Airport Company South Africa

O.R Tambo International Airport/ Image via Wikimedia Commons

Irregular expenditure: Airports Company South Africa blows R500 million

The auditor general has slammed ACSA for failing to produce vital procurement documents.

Airport Company South Africa

O.R Tambo International Airport/ Image via Wikimedia Commons

The Airports Company of South Africa (ACSA) has been blasted by the auditor-general for failing to follow proper procurement policy, reports TimesLive.

Auditor-general (AG) Kimi Makwetu has unearthed gross financial mismanagement embattling governmental departments, municipalities and state owned enterprises. According to Makwetu, irregular expenditure has become a serious stain on the financial reports of parastatals.

Airport Company South Africa tries to explain

The latest company to fall ‘victim’ to Makwetu’s keen economic eye is ACSA, which specialises in the management of South Africa’s public airports. According to a Makwetu, ACSA failed to produce proper procurement documents for deals which amounted to R544 million.

As a result, the AG has deemed the exorbitant amount irregular expenditure – which essentially means that the company flouted due process in procurement. These terms and conditions are set by the National Treasury, to mitigate nepotism relating to government contracts.
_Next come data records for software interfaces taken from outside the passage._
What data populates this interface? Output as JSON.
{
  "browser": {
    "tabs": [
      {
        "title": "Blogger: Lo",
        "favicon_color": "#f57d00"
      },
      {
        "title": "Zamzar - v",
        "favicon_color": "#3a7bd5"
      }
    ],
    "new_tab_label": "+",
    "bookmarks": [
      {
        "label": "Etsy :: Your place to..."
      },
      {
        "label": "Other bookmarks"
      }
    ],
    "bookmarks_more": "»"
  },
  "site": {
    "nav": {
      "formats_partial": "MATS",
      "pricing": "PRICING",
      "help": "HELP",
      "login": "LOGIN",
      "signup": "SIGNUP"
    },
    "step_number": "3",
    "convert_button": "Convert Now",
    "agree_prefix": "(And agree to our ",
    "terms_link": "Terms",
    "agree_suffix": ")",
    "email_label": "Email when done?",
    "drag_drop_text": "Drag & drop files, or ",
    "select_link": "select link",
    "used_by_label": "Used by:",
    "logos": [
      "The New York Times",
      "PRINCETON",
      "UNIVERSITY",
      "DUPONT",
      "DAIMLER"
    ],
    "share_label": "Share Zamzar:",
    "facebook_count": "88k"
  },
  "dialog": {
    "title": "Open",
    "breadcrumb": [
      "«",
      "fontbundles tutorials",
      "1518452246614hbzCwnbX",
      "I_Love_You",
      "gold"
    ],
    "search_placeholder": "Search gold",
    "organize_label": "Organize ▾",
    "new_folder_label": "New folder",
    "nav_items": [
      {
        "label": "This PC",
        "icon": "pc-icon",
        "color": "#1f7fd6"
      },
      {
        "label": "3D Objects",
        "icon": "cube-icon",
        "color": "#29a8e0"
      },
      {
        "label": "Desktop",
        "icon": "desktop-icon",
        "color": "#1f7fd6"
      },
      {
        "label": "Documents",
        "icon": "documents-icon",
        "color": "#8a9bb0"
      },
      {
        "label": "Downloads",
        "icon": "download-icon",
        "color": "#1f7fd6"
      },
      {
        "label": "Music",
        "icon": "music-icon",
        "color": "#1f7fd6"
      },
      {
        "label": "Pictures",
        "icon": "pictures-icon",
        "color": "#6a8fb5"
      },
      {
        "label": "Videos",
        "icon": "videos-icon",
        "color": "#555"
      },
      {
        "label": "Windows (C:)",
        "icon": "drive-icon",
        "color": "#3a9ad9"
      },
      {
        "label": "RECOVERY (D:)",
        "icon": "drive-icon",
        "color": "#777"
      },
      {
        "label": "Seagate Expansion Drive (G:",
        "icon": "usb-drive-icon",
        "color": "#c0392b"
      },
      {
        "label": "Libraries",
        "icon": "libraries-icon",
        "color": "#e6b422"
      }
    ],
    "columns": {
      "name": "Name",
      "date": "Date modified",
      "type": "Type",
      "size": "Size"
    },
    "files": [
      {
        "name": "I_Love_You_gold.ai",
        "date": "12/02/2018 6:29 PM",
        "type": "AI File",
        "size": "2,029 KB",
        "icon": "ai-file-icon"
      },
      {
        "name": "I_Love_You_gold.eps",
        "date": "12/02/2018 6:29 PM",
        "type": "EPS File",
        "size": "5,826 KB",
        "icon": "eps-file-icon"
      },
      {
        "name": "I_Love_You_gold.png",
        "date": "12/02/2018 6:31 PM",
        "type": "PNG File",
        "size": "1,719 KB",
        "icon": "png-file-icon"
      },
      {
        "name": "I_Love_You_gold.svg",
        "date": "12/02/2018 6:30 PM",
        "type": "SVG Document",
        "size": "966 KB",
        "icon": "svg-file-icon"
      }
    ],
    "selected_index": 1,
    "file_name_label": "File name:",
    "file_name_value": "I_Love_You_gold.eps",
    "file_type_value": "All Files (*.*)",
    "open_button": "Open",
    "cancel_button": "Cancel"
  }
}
Ironically, the National Treasury itself recently recorded R770 million in irregular expenditure.

ACSA has denied any nefarious dealings relating to the irregular expenditure, instead, company spokesperson Hulisani Rasivhanga argued that procurements were made under an ‘emergency procedure’ clause and that the documents verifying this had subsequently been misplaced.

Companies fingered in the AG’s report include the controversial security company, Bosasa, which pocketed a cool R3 million. Another security provider, G4S, scored R6 million. No documentation supporting the extension of contracts could be provided.

ACSA: Payments made under ’emergency procedure’

The AG confirmed that 26 payments were made to companies but that no evidence supporting claims of contract extension or ‘emergency procedure’ could be tabled. Rasivhanga commented on the Kwenda Marketing payments, which amounted to R4 million, explaining the need to enact the ‘emergencyprocedure’ clause, saying:

“Emergency procedure is a process of sourcing which has to be undertaken on an emergency basis as a result of unforeseen circumstances that may result in Acsa’s reputational damage, critical damage to infrastructure, injury, loss of life, financial losses or environmental harm.”

The payments to Kwenda Marketing are the biggest stain on ACSA’s balance sheet, as the National Bid Adjudication Committee had already lambasted the state owned enterprise for making a R14m payment without the existence of a valid contract. These concerns stretch back to May 2018.